Apart from the pictures, every entry should be reproduced exactly.

*** Opening Stored data ***

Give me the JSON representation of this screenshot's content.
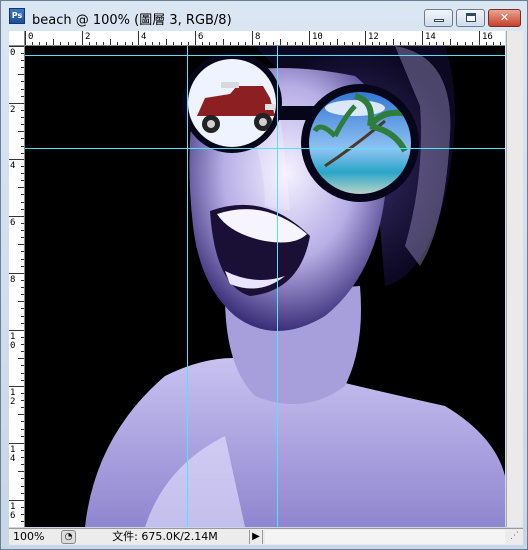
{
  "window": {
    "app_icon_label": "Ps",
    "title": "beach @ 100% (圖層 3, RGB/8)"
  },
  "ruler": {
    "top_labels": [
      "0",
      "2",
      "4",
      "6",
      "8",
      "10",
      "12",
      "14",
      "16"
    ],
    "left_labels": [
      "0",
      "2",
      "4",
      "6",
      "8",
      "1\n0",
      "1\n2",
      "1\n4",
      "1\n6"
    ]
  },
  "statusbar": {
    "zoom": "100%",
    "doc_size": "文件: 675.0K/2.14M",
    "arrow": "▶"
  },
  "colors": {
    "guide": "#4fe3ff",
    "canvas_bg": "#000000",
    "photo_tint": "#8a7fd6"
  },
  "icons": [
    "photoshop-app-icon",
    "minimize-icon",
    "maximize-icon",
    "close-icon",
    "status-info-icon",
    "resize-grip-icon"
  ]
}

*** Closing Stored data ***

**Finished exercise:**
Give me the JSON representation of this screenshot's content.
{
  "window": {
    "app_icon_label": "Ps",
    "title": "beach @ 100% (圖層 3, RGB/8)"
  },
  "ruler": {
    "top_labels": [
      "0",
      "2",
      "4",
      "6",
      "8",
      "10",
      "12",
      "14",
      "16"
    ],
    "left_labels": [
      "0",
      "2",
      "4",
      "6",
      "8",
      "1\n0",
      "1\n2",
      "1\n4",
      "1\n6"
    ]
  },
  "statusbar": {
    "zoom": "100%",
    "doc_size": "文件: 675.0K/2.14M",
    "arrow": "▶"
  },
  "colors": {
    "guide": "#4fe3ff",
    "canvas_bg": "#000000",
    "photo_tint": "#8a7fd6"
  },
  "icons": [
    "photoshop-app-icon",
    "minimize-icon",
    "maximize-icon",
    "close-icon",
    "status-info-icon",
    "resize-grip-icon"
  ]
}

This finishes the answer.